The National Park was originally part of the sugar estate Plantation Thomas. In 1823, 57 acres of land from that Plantation was established as the Demerara Golf Club. This site would later be developed as a park in 1965 and named the Queen Elisabeth II National Park; declared open by Queen Elisabeth II herself during her visit to Guyana that same year. Upon receiving independence in May, 1966, the park served as the site where the Union Jack was lowered and the Golden Arrow Head was first hoisted as a mark of Guyana’s birth. At this time the name of the park was changed to the “National Park”.
The National Park is a popular urban green space used by the public for a myriad of purposes from health and wellness, family and culture, and for entertainment. People use the park to play a variety of sports – football, tennis, volleyball and ruby. Families and groups also gather for picnics and other family-oriented activities. Children come to learn and practice dancing and karate within the boundaries of the park; and people can be seen doing yoga, jogging, walking and doing various forms of exercise along the almost 1-mile path around the National Park. The feeding of the manatees is a popular pastime engrained in our local urban culture.
In March 2000 the National Park became home to the Children’s Millennium Monument. The monument was designed by Mr. Michael Hahn and it symbolizes the development, strength and growth of children of all races in Guyana. It joins the symbolic Bell, located at Carifesta Avenue entrance, the children’s play park “Play Land”, and the stadium used to facilitate cultural and social/entertainment programs.
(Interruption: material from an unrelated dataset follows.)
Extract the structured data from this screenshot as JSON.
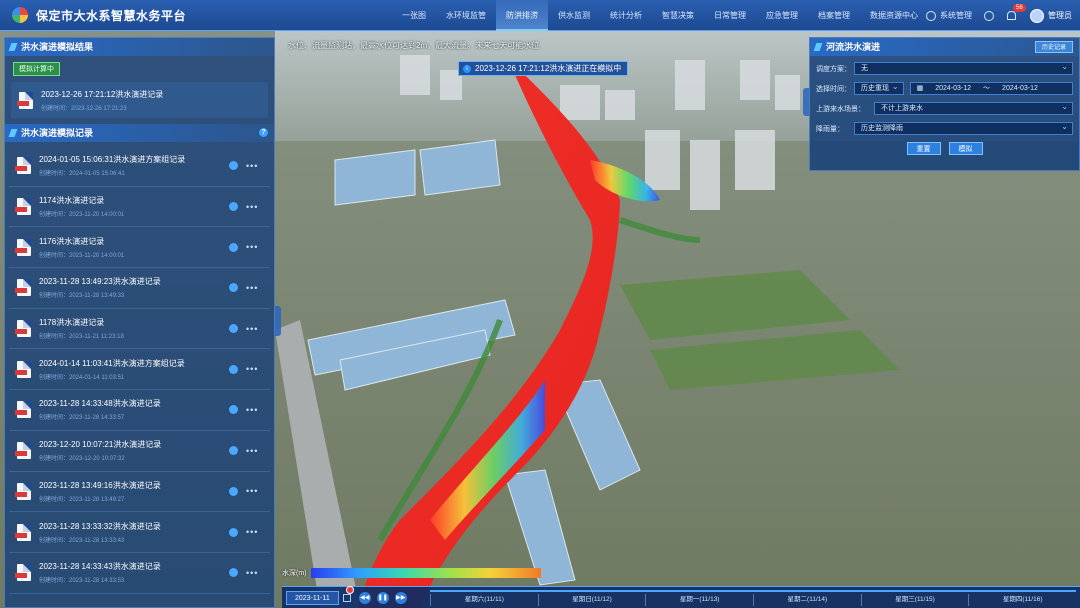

In 2011 with the passing of the Protected Areas Act 2011 the National Park was included as a member of the National Protected Areas System.
National Park, Thomas Lands,